Mike Mozart / Flickr
A reporter asked:
I was wondering if you could share your thoughts with me about the new study finding phthalates in boxed Mac & Cheese. Should consumers be afraid of just Mac & Cheese, considering phthalates are ubiquitous and found in almost every food we consume? What are your recommendations?
Here’s what I said:
The moral of this story is to eat a healthy diet and you don’t have to worry about things like phthalates. What is a healthy diet? It’s one in which most of the calories come from relatively unprocessed fruits, vegetables, and grains, and heavily processed foods—like boxed Mac & Cheese—are kept to a minimum. The phthalate-in-Mac-and-Cheese problem is a processing issue. Phthalates leach in during processing. You love Mac and Cheese? Great. Make your own.
— EcoWatch (@EcoWatch) July 13, 2017
What’s going on here?
For starters, I love Mac & Cheese, although not so much for the kind in boxes.
In case you don’t know much about this dish, check out the Hartman group’s useful historical infographic.
As for phthalates:
- These are plasticizers in packaging with effects as endocrine disrupters.
- They have been associated with male infertility.
- The U.S. Environmental Protection Agency is concerned about their toxicity and widespread environmental exposure.
- Researchers are worried about phthalates in fast food because of all the packaging and handling.
So why am I not more upset about them? They are easy to avoid. Just don’t eat foods in boxes.
David Katz has an excellent piece that puts phthalates in a wider dietary context:
This whole topic represents risk distortion, and it’s something we tend to do all the time.
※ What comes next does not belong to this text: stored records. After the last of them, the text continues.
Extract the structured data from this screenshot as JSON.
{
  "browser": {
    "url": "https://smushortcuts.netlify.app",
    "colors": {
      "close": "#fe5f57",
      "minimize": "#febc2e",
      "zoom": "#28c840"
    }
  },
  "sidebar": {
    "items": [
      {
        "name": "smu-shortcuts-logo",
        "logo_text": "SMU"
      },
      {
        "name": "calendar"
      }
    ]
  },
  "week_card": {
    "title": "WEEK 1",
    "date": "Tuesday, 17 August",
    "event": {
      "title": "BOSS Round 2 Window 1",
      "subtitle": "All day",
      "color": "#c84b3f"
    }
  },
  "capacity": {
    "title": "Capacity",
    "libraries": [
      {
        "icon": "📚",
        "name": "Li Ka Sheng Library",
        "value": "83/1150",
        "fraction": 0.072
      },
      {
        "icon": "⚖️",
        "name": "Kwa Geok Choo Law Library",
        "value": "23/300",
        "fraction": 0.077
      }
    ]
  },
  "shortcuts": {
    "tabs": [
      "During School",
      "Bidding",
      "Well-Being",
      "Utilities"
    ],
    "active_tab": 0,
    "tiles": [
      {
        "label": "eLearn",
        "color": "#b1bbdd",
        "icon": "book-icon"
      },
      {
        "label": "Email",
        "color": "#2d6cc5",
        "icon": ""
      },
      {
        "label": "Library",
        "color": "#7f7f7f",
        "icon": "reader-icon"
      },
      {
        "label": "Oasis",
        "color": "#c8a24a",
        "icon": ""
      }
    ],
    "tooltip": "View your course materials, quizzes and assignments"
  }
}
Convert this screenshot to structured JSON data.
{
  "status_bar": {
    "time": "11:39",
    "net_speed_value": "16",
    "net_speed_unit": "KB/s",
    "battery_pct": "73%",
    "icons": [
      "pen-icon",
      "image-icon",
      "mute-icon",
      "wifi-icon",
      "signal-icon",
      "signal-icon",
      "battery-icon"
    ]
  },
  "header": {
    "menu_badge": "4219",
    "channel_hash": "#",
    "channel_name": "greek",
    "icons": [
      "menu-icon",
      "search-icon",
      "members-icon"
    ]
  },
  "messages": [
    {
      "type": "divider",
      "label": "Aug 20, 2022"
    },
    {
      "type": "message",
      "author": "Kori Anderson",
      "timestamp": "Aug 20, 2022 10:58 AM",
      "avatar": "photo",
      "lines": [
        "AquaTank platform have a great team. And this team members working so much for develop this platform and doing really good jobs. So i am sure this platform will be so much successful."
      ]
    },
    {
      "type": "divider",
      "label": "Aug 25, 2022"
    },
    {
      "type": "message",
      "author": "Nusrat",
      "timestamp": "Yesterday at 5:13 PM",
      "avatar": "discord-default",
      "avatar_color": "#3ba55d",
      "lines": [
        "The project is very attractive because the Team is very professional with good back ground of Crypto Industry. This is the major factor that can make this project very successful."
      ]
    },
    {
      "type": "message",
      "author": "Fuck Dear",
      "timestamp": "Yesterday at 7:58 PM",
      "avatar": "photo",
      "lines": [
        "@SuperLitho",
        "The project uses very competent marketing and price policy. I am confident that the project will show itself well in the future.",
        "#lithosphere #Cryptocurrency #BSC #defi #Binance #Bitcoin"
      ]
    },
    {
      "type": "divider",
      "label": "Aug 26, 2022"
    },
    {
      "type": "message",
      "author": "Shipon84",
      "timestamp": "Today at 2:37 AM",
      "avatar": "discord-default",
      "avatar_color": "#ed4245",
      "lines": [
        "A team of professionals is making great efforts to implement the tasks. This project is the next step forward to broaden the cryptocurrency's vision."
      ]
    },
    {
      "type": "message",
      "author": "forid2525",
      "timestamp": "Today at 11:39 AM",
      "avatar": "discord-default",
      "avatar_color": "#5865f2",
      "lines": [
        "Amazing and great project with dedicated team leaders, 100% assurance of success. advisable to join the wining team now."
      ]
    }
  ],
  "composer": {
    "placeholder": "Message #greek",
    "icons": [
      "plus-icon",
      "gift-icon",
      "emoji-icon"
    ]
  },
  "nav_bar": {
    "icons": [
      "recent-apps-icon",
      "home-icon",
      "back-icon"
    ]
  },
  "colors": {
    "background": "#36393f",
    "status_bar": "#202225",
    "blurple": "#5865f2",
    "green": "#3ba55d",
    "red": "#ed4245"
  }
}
We all know, or certainly should, that a dietary pattern of wholesome, whole foods, mostly plants, is monumentally good for us. Such a diet not only minimizes bad chemicals in the food we eat, it—more importantly—minimizes bad food in the food we eat!